Denis Weisser, chair of the IJF Veterans Commission

Despite the complicated situation because of the Covid-19 pandemic, the chair of the IJF Veterans Commission, Denis Weisser from Germany, is optimistic about an event that is very important for Portugal and the Portuguese Judo Federation. Recently he explained to the Portuguese publication, Judo Magazine, how he feels about the upcoming competition.

"First of all, I would like to say how delighted I am to be in Lisbon soon. Although we are still in a state of pandemic, I would like to stress that this event comes at the right time, even if we are a bit sad that it is not taking place under normal conditions and in a closer accordance with the veterans' expectations regarding international competitions.

It is important to remember that the original veteran group that participated in the world championships was very small. It then grew bigger and bigger and today it has a great attraction all over the world because its dynamism is linked to two key ideas: judo is practised for life and judo provides new experiences.

Today we have athletes in all age groups in a wide range of activities. We have judoka who are 80 years old and train regularly. In Marrakech, prior to the pandemic, there was a record participation of 1200 participants. When the veterans come together, they represent the whole judo family on several levels: they are coaches, athletes, judges, sponsors and club managers who want to do something together. They very much appreciate the social dimension and also the bonds of friendship.

I have been to Lisbon before, a few years ago and I am very much looking forward to going there again. As far as participation is concerned, we already have more than four hundred registrations from 41 countries. Big federations like France and Germany have not yet completed their nominations. The registration period is ongoing.

Judo is everyone's passion and the attendance of several generations at the events brings back memories. It's a great way to bring judo to life. Friendships are always a constant at these meetings. Old friends meeting again, that's always a celebration.

I understand that people do not want to stay in a bubble, but we also know that the effects of the coronavirus can be more severe for older people and less severe for younger people. We have to stick to the health protocol very strictly. Together with the IJF Medical Commission and the PJF (Portuguese Judo Federation), we decided that we should have two tests on arrival, a mandatory stay in the hotel and other rules. However, in the hotel you can meet, talk and share nice moments. Once the competition is over, everyone is free to pursue their own programmes outside the hotel.

One has to understand that many people are interested in coming and competing. Besides the judo, Lisbon is a beautiful city that many people would like to visit. The Portuguese are so hospitable and the weather is very good. We expect everything to be well organised. The Portuguese Federation is known for organising competitions well. 

I believe that even if fewer people were to come than usual, continuing this way was a good decision. It was important to keep going and I am sure that at the next event the number of participants will increase.

If we look back at what happened over the past months, the impact was huge in the context of veterans' activities. It was not possible to train and there were various restrictions.
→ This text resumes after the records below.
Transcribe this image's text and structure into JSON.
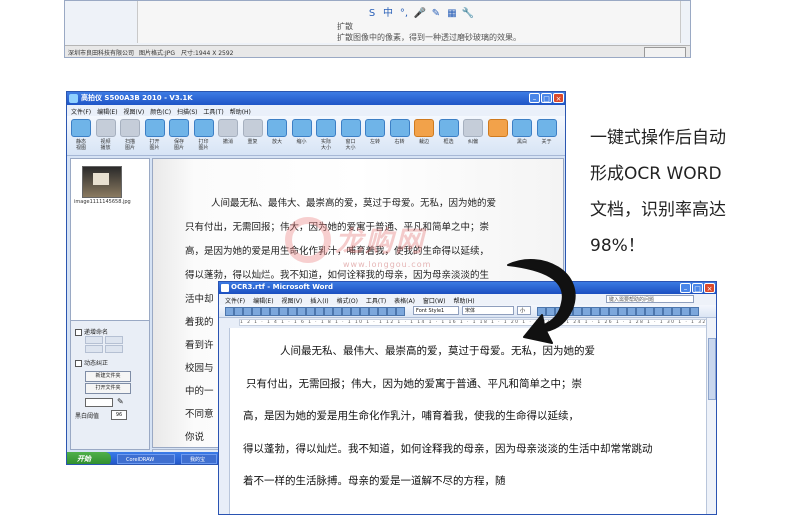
{
  "top_screenshot": {
    "toolbar_icons": [
      "S-icon",
      "中",
      "·,",
      "mic-icon",
      "edit-icon",
      "table-icon",
      "wrench-icon"
    ],
    "text_line1": "扩散",
    "text_line2": "扩散图像中的像素，得到一种透过磨砂玻璃的效果。",
    "status_company": "深圳市良田科技有限公司",
    "status_format": "图片格式:JPG",
    "status_size": "尺寸:1944 X 2592"
  },
  "main_window": {
    "title": "高拍仪 S500A3B 2010 - V3.1K",
    "menu": [
      "文件(F)",
      "编辑(E)",
      "视图(V)",
      "颜色(C)",
      "扫描(S)",
      "工具(T)",
      "帮助(H)"
    ],
    "toolbar": [
      {
        "label": "静态\n视图",
        "style": "blue"
      },
      {
        "label": "视频\n播放",
        "style": "gray"
      },
      {
        "label": "扫描\n图片",
        "style": "gray"
      },
      {
        "label": "打开\n图片",
        "style": "blue"
      },
      {
        "label": "保存\n图片",
        "style": "blue"
      },
      {
        "label": "打印\n图片",
        "style": "blue"
      },
      {
        "label": "撤消",
        "style": "gray"
      },
      {
        "label": "重复",
        "style": "gray"
      },
      {
        "label": "放大",
        "style": "blue"
      },
      {
        "label": "缩小",
        "style": "blue"
      },
      {
        "label": "实际\n大小",
        "style": "blue"
      },
      {
        "label": "窗口\n大小",
        "style": "blue"
      },
      {
        "label": "左转",
        "style": "blue"
      },
      {
        "label": "右转",
        "style": "blue"
      },
      {
        "label": "裁边",
        "style": "orange"
      },
      {
        "label": "框选",
        "style": "blue"
      },
      {
        "label": "纠偏",
        "style": "gray"
      },
      {
        "label": "",
        "style": "orange"
      },
      {
        "label": "黑白",
        "style": "blue"
      },
      {
        "label": "关于",
        "style": "blue"
      }
    ],
    "thumbnail_name": "image1111145658.jpg",
    "controls": {
      "auto_name_checkbox": "递增命名",
      "auto_deskew_checkbox": "动态纠正",
      "new_folder_button": "新建文件夹",
      "open_folder_button": "打开文件夹",
      "threshold_label": "黑白阈值",
      "threshold_value": "96"
    },
    "doc_lines": [
      "人间最无私、最伟大、最崇高的爱，莫过于母爱。无私，因为她的爱",
      "只有付出，无需回报；伟大，因为她的爱寓于普通、平凡和简单之中；崇",
      "高，是因为她的爱是用生命化作乳汁，哺育着我，使我的生命得以延续，",
      "得以蓬勃，得以灿烂。我不知道，如何诠释我的母亲，因为母亲淡淡的生",
      "活中却",
      "着我的",
      "看到许",
      "校园与",
      "中的一",
      "不同意",
      "你说"
    ],
    "taskbar": {
      "start": "开始",
      "tasks": [
        "CorelDRAW",
        "我的宝"
      ]
    }
  },
  "word_window": {
    "title": "OCR3.rtf - Microsoft Word",
    "menu": [
      "文件(F)",
      "编辑(E)",
      "视图(V)",
      "插入(I)",
      "格式(O)",
      "工具(T)",
      "表格(A)",
      "窗口(W)",
      "帮助(H)"
    ],
    "help_placeholder": "键入需要帮助的问题",
    "style_box": "Font Style1",
    "font_box": "宋体",
    "size_box": "小",
    "ruler_text": "1 2 1 · 1 4 1 · 1 6 1 · 1 8 1 · 1 10 1 · 1 12 1 · 1 14 1 · 1 16 1 · 1 18 1 · 1 20 1 · 1 22 1 · 1 24 1 · 1 26 1 · 1 28 1 · 1 30 1 · 1 32 1 · 1 34 1 · 1 36 1 · 1 38 1",
    "lines": [
      "人间最无私、最伟大、最崇高的爱，莫过于母爱。无私，因为她的爱",
      "只有付出，无需回报；伟大，因为她的爱寓于普通、平凡和简单之中；崇",
      "高，是因为她的爱是用生命化作乳汁，哺育着我，使我的生命得以延续，",
      "得以蓬勃，得以灿烂。我不知道，如何诠释我的母亲，因为母亲淡淡的生活中却常常跳动",
      "着不一样的生活脉搏。母亲的爱是一道解不尽的方程，随"
    ]
  },
  "watermark": {
    "brand": "龙购网",
    "url": "www.longgou.com"
  },
  "caption": [
    "一键式操作后自动",
    "形成OCR WORD",
    "文档，识别率高达",
    "98%！"
  ]
}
Of course it was possible to use a smartphone and participate in online initiatives but it's not the same as going to the dojo and being with friends and working together. 
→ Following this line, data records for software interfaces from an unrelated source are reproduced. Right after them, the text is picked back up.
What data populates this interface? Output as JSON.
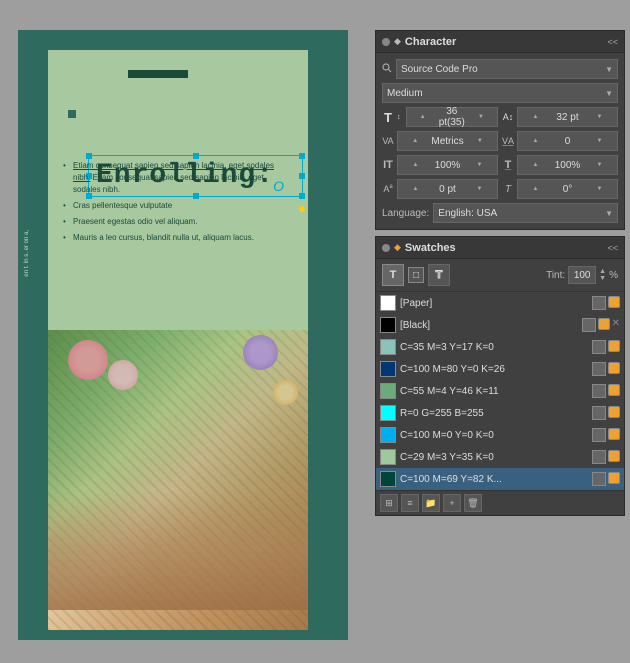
{
  "app": {
    "bg_color": "#9e9e9e"
  },
  "document": {
    "bg_color": "#2e6b5e",
    "page_bg": "#f0f0f0",
    "green_section_color": "#a8c8a0",
    "dark_bar_color": "#1a4a3a",
    "title": "Enrolling:",
    "content_bullets": [
      "Etiam consequat sapien sed sapien lacinia, eget sodales nibh.",
      "Cras pellentesque vulputate",
      "Praesent egestas odio vel aliquam.",
      "Mauris a leo cursus, blandit nulla ut, aliquam lacus."
    ]
  },
  "character_panel": {
    "title": "Character",
    "font_family": "Source Code Pro",
    "font_style": "Medium",
    "font_size": "36 pt(35)",
    "leading": "32 pt",
    "kerning": "Metrics",
    "tracking": "0",
    "horizontal_scale": "100%",
    "vertical_scale": "100%",
    "baseline_shift": "0 pt",
    "skew": "0°",
    "language": "English: USA",
    "close_label": "×",
    "collapse_label": "<<"
  },
  "swatches_panel": {
    "title": "Swatches",
    "tint_label": "Tint:",
    "tint_value": "100",
    "tint_percent": "%",
    "close_label": "×",
    "collapse_label": "<<",
    "swatches": [
      {
        "name": "[Paper]",
        "color": "#ffffff",
        "selected": false
      },
      {
        "name": "[Black]",
        "color": "#000000",
        "selected": false,
        "has_delete": true
      },
      {
        "name": "C=35 M=3 Y=17 K=0",
        "color": "#89c4bb",
        "selected": false
      },
      {
        "name": "C=100 M=80 Y=0 K=26",
        "color": "#003875",
        "selected": false
      },
      {
        "name": "C=55 M=4 Y=46 K=11",
        "color": "#6aab7a",
        "selected": false
      },
      {
        "name": "R=0 G=255 B=255",
        "color": "#00ffff",
        "selected": false
      },
      {
        "name": "C=100 M=0 Y=0 K=0",
        "color": "#00aeef",
        "selected": false
      },
      {
        "name": "C=29 M=3 Y=35 K=0",
        "color": "#9dc99d",
        "selected": false
      },
      {
        "name": "C=100 M=69 Y=82 K...",
        "color": "#00443a",
        "selected": true
      }
    ],
    "footer_buttons": [
      "grid-icon",
      "list-icon",
      "folder-icon",
      "add-icon",
      "delete-icon"
    ]
  }
}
I am the president of a club in Bavaria with about 120 judoka and we had to cope with the difficulties of complete and then partial training interruptions. For all of us, the desire to reopen the dojo was central. Of course, a new beginning is not easy, neither for the elderly nor for the young but we are now in a situation that guarantees better safety conditions for all and we must be confident that we will be able to return to the former level of judo soon. One thing is certain, we do not want any judo athlete to suffer because of a lack of rigour in dealing with this matter. We want good judo in good health conditions for all practitioners.

I would like to emphasise once again that all those who can make the effort to overcome the difficulties related to the trip to Lisbon should do so. I would like to remind you that we will have referees of the highest international level. Some of them recently refereed at the Tokyo Olympics. In this way, there is great solidarity, not only among veterans, but among all groups in the sport, as in the case of the referees I just mentioned.
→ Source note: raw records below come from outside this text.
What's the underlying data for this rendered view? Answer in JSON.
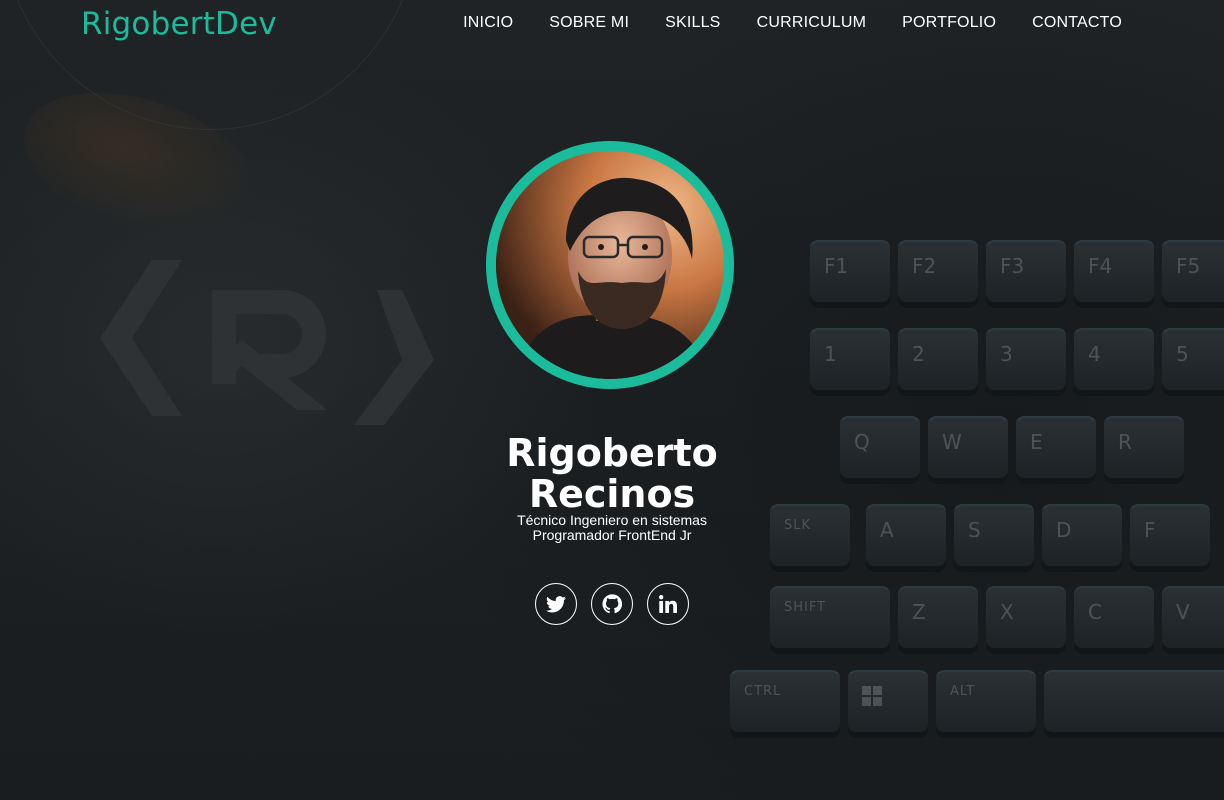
{
  "header": {
    "brand": "RigobertDev",
    "nav": [
      {
        "label": "INICIO"
      },
      {
        "label": "SOBRE MI"
      },
      {
        "label": "SKILLS"
      },
      {
        "label": "CURRICULUM"
      },
      {
        "label": "PORTFOLIO"
      },
      {
        "label": "CONTACTO"
      }
    ]
  },
  "hero": {
    "name_line1": "Rigoberto",
    "name_line2": "Recinos",
    "subtitle_line1": "Técnico Ingeniero en sistemas",
    "subtitle_line2": "Programador FrontEnd Jr",
    "avatar_alt": "profile-photo",
    "social": [
      {
        "icon": "twitter-icon"
      },
      {
        "icon": "github-icon"
      },
      {
        "icon": "linkedin-icon"
      }
    ]
  },
  "background": {
    "keys": [
      "F1",
      "F2",
      "F3",
      "F4",
      "F5",
      "1",
      "2",
      "3",
      "4",
      "5",
      "Q",
      "W",
      "E",
      "R",
      "SLK",
      "A",
      "S",
      "D",
      "F",
      "SHIFT",
      "Z",
      "X",
      "C",
      "V",
      "CTRL",
      "ALT"
    ]
  },
  "colors": {
    "accent": "#1abc9c",
    "background": "#1e2224",
    "text": "#ffffff"
  }
}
We are working as a real team with members of the IJF, PJF, referees and others and I am very optimistic about the World Championships, which will soon take place in Lisbon."

More information about the IJF Veterans Commission:

Source: Judo Magazine - CLICK HERE